According to the International Energy Agency, over a fourth of oil and gas supplies today come from the seas. Over the past couple of decades, extraction of natural gas from offshore deposits has risen by over 50%. There is also growing emphasis on offshore wind energy. Ventures of this type are technically complex, often innovative, and consequently costly. That is why fuel companies insure platforms, borings, and drilling equipment. What is important to pay attention to in such insurance policies? How to prepare for a potential dispute?
The long-awaited bill on offshore wind farms was published on 15 January 2020. The bill is to establish mechanisms and instruments for supporting the generation of electricity by offshore wind farms, and, to a certain extent, conditions for the preparation and construction of such projects.
The Ministry of Entrepreneurship and Technology has submitted a long-awaited draft of the Act on Compensation for Energy-Intensive Industries in relation to the rising costs of climate policy.
A proposal for amendment of the Renewable Energy Sources Act has been published. It is intended to enable production of new RES while keeping energy prices as low as possible for users.
Where can help be sought when an energy supplier increases the price and threatens to cut off supply?
Increasing electricity prices may not please customers, but despite appearances they cause energy suppliers a lot of problems too. It is obvious that firms selling energy try to pass on increases in market prices to customers, even if they are bound by long-term energy sale agreements that guarantee a fixed price for the duration of the agreement. If this happens, customers need to seek the appropriate legal remedy to prevent costs going up, and in extreme cases prevent the electricity supply from being cut off.

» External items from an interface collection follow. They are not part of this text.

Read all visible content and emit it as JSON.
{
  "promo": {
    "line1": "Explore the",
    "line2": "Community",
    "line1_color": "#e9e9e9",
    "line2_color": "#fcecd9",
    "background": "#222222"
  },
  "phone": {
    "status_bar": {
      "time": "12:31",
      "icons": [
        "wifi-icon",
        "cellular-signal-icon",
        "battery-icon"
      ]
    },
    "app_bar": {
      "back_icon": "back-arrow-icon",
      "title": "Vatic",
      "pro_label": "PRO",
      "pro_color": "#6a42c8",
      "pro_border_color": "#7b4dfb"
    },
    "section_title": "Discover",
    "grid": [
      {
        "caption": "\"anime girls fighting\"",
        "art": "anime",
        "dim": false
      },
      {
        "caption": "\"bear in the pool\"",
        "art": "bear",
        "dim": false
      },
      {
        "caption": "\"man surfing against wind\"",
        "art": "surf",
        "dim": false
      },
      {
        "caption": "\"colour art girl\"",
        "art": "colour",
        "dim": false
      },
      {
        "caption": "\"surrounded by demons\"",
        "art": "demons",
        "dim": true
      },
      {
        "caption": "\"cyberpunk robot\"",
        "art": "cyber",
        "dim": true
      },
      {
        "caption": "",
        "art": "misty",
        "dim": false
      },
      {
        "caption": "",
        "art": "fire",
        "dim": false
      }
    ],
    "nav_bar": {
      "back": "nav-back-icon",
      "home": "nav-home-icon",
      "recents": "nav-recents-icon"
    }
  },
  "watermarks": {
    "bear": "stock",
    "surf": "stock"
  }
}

The Ministry of Energy has published a draft amendment to the regulation on tariffs reducing the burden of the qualitative fee on some “large” industrial customers.